The novel begins with a play on James's The Ambassadors. Tom Ripley is chosen by the wealthy Herbert Greenleaf to retrieve Greenleaf's son, Dickie, from his overlong sojourn in Italy. Dickie, it seems, is held captive both by the Mediterranean climate and the attractions of his female companion, but Mr. Greenleaf needs him back in New York to help with the family business. With an allowance and a new purpose, Tom leaves behind his dismal city apartment to begin his career as a return escort. But Tom, too, is captivated by Italy. He is also taken with the life and looks of Dickie Greenleaf. He insinuates himself into Dickie's world and soon finds that his passion for a lifestyle of wealth and sophistication transcends moral compunction. Tom will become Dickie Greenleaf--at all costs.

Unlike many modernist experiments, The Talented Mr. Ripley is eminently readable and is driven by a gripping chase narrative that chronicles each of Tom's calculated maneuvers of self-preservation. Highsmith was in peak form with this novel, and her ability to enter the mind of a sociopath and view the world through his disturbingly amoral eyes is a model that has spawned such latter-day serial killers as Hannibal Lecter. --Patrick O'Kelley

(retrieved from Amazon Thu, 12 Mar 2015 18:00:57 -0400)

(see all 7 descriptions)

The cunning schemes of a young American ne'er-do-well, who travels to Italy on an unusual assignment.

(summary from another edition)

» see all 5 descriptions

Quick Links

Popular covers


Average: (3.92)
0.5 1
1 13
1.5 2
2 40
2.5 14
3 188
3.5 95
4 488
4.5 66
5 259

W.W. Norton

An edition of this book was published by W.W. Norton.

» Publisher information page

Is this you?

Become a LibraryThing Author.

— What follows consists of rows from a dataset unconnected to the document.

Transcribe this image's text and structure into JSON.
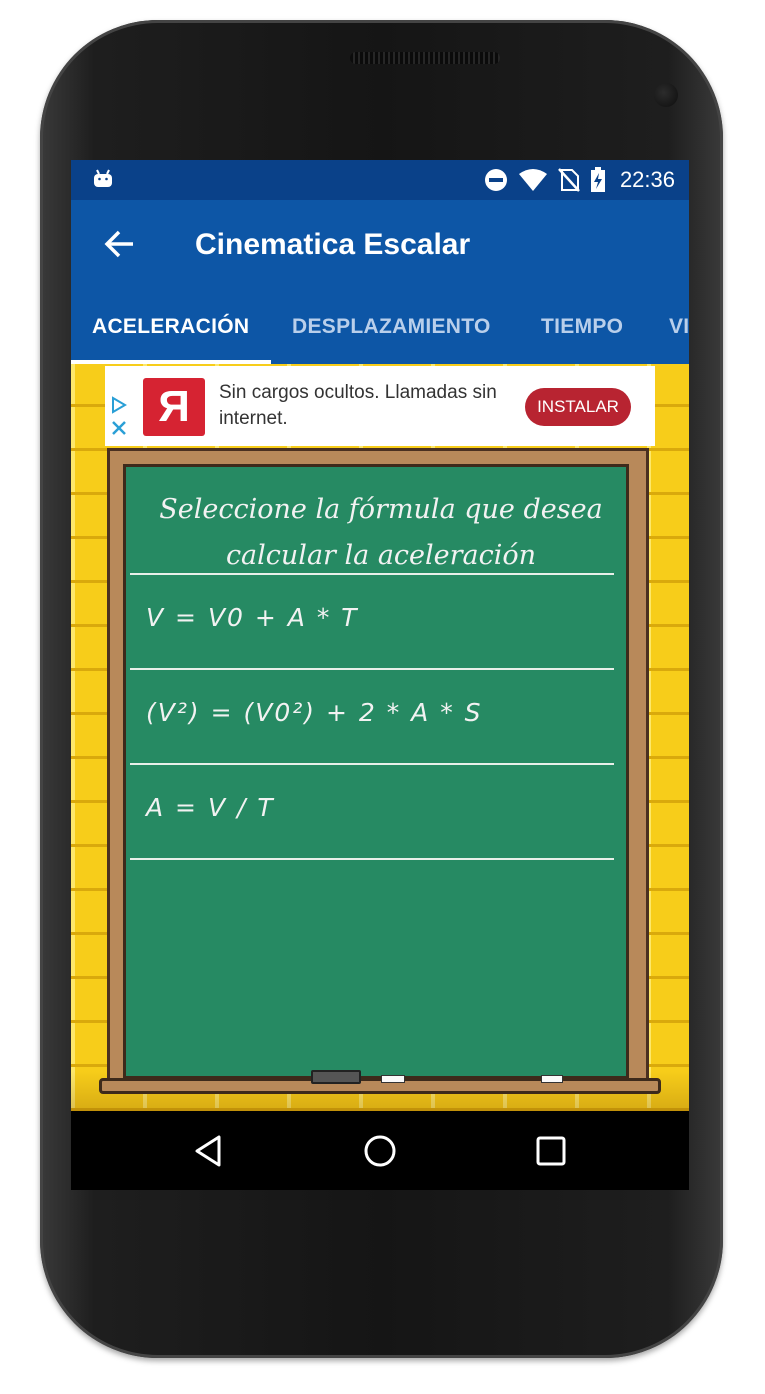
{
  "status_bar": {
    "time": "22:36",
    "icons": [
      "android-debug-icon",
      "do-not-disturb-icon",
      "wifi-icon",
      "no-sim-icon",
      "battery-charging-icon"
    ]
  },
  "app_bar": {
    "title": "Cinematica Escalar",
    "back_icon": "arrow-back-icon"
  },
  "tabs": [
    {
      "label": "ACELERACIÓN",
      "active": true
    },
    {
      "label": "DESPLAZAMIENTO",
      "active": false
    },
    {
      "label": "TIEMPO",
      "active": false
    },
    {
      "label": "VI",
      "active": false
    }
  ],
  "ad": {
    "logo_letter": "R",
    "text": "Sin cargos ocultos. Llamadas sin internet.",
    "button": "INSTALAR"
  },
  "board": {
    "prompt": "Seleccione la fórmula que desea calcular la aceleración",
    "formulas": [
      "V = V0 + A * T",
      "(V²) = (V0²) + 2 * A * S",
      "A = V / T"
    ]
  },
  "colors": {
    "status_bar": "#0a4189",
    "app_bar": "#0d56a6",
    "board": "#268a63",
    "wall": "#f7cd1a",
    "install_button": "#b82431"
  }
}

About | Contact | Privacy/Terms | Help/FAQs | Blog | Store | APIs | TinyCat | Legacy Libraries | Early Reviewers | Common Knowledge | 136,476,295 books! | Top bar: Always visible